§ PROVIDED MATERIAL
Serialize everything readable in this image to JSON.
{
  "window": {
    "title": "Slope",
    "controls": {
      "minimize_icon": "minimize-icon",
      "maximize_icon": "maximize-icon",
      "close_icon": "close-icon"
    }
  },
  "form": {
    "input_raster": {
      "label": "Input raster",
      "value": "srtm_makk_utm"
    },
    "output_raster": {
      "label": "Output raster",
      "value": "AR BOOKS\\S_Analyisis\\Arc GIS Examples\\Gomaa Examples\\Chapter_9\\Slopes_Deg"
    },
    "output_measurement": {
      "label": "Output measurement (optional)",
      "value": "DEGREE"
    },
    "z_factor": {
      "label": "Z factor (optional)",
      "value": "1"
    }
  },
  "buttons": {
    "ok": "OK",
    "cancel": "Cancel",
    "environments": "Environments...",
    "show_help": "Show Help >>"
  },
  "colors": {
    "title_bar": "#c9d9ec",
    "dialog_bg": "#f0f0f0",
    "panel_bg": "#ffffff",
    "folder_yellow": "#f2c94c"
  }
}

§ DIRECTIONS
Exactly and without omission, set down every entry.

§ RESPONSE BELOW
Serialize everything readable in this image to JSON.
{
  "window": {
    "title": "Slope",
    "controls": {
      "minimize_icon": "minimize-icon",
      "maximize_icon": "maximize-icon",
      "close_icon": "close-icon"
    }
  },
  "form": {
    "input_raster": {
      "label": "Input raster",
      "value": "srtm_makk_utm"
    },
    "output_raster": {
      "label": "Output raster",
      "value": "AR BOOKS\\S_Analyisis\\Arc GIS Examples\\Gomaa Examples\\Chapter_9\\Slopes_Deg"
    },
    "output_measurement": {
      "label": "Output measurement (optional)",
      "value": "DEGREE"
    },
    "z_factor": {
      "label": "Z factor (optional)",
      "value": "1"
    }
  },
  "buttons": {
    "ok": "OK",
    "cancel": "Cancel",
    "environments": "Environments...",
    "show_help": "Show Help >>"
  },
  "colors": {
    "title_bar": "#c9d9ec",
    "dialog_bg": "#f0f0f0",
    "panel_bg": "#ffffff",
    "folder_yellow": "#f2c94c"
  }
}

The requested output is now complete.